Assignment. Find the string "this" in the data, then copy every line where it is found.

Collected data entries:
----
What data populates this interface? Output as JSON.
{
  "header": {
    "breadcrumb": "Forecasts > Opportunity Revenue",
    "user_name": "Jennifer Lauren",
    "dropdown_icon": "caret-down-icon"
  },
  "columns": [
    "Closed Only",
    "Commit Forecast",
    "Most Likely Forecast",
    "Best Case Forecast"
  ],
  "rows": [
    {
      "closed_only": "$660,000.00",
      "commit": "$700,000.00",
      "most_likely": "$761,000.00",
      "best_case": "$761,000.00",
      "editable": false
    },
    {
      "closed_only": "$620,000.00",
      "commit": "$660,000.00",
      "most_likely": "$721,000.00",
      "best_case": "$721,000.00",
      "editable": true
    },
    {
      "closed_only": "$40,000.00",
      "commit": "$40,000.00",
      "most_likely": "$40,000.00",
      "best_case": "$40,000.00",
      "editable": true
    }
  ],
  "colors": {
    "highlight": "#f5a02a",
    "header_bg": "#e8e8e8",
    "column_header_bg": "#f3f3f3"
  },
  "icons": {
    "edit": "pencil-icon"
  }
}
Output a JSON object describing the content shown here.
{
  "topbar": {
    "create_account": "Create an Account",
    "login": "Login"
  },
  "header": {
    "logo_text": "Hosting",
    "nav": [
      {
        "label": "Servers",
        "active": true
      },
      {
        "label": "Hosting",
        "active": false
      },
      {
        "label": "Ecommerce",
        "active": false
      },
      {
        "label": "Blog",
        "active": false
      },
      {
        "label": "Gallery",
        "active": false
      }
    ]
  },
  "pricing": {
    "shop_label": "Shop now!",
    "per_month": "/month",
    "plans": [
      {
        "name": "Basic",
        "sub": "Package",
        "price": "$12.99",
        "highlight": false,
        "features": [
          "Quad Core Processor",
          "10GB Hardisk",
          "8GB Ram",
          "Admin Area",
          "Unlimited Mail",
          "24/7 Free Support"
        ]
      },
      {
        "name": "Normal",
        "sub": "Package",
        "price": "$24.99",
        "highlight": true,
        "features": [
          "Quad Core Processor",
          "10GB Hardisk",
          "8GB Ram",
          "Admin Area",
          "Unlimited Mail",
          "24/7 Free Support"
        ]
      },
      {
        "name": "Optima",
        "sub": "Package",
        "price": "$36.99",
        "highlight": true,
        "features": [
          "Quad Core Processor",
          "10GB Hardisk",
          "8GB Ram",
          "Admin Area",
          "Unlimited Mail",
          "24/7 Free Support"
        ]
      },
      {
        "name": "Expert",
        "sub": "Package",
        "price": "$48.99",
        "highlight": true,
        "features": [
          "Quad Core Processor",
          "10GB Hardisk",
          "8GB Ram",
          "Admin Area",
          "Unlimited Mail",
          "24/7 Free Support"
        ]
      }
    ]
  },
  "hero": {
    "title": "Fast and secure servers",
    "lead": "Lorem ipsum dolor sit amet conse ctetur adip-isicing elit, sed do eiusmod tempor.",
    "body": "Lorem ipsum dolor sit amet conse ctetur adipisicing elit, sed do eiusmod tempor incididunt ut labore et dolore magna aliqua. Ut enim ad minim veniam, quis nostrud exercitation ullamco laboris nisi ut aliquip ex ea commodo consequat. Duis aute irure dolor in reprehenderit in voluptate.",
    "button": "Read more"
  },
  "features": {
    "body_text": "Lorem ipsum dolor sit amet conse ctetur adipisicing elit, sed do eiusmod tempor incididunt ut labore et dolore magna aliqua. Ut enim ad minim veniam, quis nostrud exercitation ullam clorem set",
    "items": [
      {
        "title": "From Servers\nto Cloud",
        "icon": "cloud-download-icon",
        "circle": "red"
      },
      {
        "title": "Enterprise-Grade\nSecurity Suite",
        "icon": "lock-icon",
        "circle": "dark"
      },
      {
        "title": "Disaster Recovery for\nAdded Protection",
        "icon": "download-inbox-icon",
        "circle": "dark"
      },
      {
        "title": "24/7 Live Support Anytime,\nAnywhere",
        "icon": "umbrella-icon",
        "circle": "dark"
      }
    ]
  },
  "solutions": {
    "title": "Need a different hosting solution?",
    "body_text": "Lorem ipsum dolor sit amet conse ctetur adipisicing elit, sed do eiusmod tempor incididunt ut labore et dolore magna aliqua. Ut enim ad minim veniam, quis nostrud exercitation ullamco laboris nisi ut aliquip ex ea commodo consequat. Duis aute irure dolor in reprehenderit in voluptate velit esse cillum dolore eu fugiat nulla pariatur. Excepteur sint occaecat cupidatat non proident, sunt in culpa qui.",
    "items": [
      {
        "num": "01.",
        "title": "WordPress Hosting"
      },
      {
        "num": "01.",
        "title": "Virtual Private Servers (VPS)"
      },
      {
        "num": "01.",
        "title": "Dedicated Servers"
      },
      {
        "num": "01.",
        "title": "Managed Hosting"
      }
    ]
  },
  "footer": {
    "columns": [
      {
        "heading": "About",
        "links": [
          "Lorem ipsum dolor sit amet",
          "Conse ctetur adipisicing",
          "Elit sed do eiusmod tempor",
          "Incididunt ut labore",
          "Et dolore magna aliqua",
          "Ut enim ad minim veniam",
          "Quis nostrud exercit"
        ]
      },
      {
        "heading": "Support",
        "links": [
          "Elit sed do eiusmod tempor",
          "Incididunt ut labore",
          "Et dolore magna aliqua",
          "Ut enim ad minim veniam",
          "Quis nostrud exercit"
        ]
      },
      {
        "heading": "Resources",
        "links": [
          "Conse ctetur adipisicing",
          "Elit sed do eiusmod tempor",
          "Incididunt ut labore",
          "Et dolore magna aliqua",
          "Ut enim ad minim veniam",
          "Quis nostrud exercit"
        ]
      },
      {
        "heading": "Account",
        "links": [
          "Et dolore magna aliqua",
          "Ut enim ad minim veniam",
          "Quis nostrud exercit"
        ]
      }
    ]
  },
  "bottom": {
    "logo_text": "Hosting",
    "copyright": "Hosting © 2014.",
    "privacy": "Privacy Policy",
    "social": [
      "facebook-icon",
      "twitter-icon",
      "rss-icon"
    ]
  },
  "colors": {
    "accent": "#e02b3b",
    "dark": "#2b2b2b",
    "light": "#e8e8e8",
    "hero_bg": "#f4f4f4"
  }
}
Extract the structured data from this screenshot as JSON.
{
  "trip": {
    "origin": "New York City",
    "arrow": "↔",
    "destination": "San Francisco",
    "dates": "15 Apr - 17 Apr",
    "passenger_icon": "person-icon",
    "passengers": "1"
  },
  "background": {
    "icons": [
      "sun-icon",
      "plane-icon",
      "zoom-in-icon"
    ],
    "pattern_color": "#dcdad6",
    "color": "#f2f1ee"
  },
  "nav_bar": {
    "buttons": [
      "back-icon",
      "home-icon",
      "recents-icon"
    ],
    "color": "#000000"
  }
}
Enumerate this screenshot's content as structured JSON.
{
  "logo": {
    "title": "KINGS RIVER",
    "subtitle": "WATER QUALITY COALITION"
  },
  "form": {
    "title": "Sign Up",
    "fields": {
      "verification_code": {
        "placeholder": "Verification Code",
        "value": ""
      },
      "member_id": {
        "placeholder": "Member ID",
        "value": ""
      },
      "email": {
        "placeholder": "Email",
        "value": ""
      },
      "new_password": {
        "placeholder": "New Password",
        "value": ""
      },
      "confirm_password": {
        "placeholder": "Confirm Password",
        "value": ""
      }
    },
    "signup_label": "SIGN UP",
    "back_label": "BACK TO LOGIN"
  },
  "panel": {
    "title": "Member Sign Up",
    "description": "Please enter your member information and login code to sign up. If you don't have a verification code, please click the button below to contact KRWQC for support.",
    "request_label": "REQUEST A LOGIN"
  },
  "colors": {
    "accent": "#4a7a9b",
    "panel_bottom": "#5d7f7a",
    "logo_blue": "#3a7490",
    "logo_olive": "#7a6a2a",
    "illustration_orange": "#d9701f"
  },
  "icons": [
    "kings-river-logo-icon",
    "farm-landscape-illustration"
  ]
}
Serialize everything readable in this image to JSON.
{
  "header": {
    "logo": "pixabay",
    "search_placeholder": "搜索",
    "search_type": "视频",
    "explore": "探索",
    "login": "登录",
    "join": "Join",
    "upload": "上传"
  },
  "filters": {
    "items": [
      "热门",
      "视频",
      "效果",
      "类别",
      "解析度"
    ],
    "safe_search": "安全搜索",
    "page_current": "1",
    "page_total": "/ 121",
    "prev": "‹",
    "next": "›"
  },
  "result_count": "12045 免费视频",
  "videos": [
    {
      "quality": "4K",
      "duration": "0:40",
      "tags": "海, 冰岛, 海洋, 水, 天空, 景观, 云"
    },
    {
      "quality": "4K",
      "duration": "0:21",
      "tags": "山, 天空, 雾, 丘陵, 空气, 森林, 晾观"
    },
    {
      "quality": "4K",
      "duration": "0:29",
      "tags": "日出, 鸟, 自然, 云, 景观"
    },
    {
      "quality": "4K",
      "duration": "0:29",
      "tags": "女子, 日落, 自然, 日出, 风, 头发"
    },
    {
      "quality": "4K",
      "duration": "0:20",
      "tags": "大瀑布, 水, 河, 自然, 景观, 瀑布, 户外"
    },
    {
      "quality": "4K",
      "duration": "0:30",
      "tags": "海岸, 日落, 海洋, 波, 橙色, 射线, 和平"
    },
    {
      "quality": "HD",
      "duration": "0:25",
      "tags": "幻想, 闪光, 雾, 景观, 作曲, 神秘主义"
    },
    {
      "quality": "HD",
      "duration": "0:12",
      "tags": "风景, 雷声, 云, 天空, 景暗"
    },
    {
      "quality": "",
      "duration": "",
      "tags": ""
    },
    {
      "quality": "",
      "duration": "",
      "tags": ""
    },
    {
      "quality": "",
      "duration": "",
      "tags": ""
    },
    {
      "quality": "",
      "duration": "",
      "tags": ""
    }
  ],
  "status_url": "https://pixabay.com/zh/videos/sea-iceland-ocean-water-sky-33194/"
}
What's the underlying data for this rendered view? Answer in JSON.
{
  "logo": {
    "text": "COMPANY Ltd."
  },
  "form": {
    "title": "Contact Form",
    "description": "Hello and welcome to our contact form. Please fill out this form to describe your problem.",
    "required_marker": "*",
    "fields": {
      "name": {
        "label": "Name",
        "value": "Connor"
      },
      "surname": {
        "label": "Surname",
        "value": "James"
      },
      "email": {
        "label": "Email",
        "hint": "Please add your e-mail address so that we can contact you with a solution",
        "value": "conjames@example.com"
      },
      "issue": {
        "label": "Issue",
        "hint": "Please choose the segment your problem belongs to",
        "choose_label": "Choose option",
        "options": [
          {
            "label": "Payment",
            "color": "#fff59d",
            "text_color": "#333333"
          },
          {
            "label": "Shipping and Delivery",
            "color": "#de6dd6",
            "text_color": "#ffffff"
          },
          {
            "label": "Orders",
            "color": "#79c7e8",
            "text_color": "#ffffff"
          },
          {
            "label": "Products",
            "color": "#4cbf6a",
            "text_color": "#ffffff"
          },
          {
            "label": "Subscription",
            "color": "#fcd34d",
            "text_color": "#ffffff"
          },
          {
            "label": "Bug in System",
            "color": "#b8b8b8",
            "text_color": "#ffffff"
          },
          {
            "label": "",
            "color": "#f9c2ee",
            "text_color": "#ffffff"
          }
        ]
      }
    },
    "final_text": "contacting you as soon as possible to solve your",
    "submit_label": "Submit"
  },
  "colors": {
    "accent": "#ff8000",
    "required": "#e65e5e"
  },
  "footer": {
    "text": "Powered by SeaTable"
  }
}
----
Exercise answer.
What data populates this interface? Output as JSON.
Extract the structured data from this screenshot as JSON.
Enumerate this screenshot's content as structured JSON.
Serialize everything readable in this image to JSON.
What's the underlying data for this rendered view? Answer in JSON.
    "description": "Hello and welcome to our contact form. Please fill out this form to describe your problem.",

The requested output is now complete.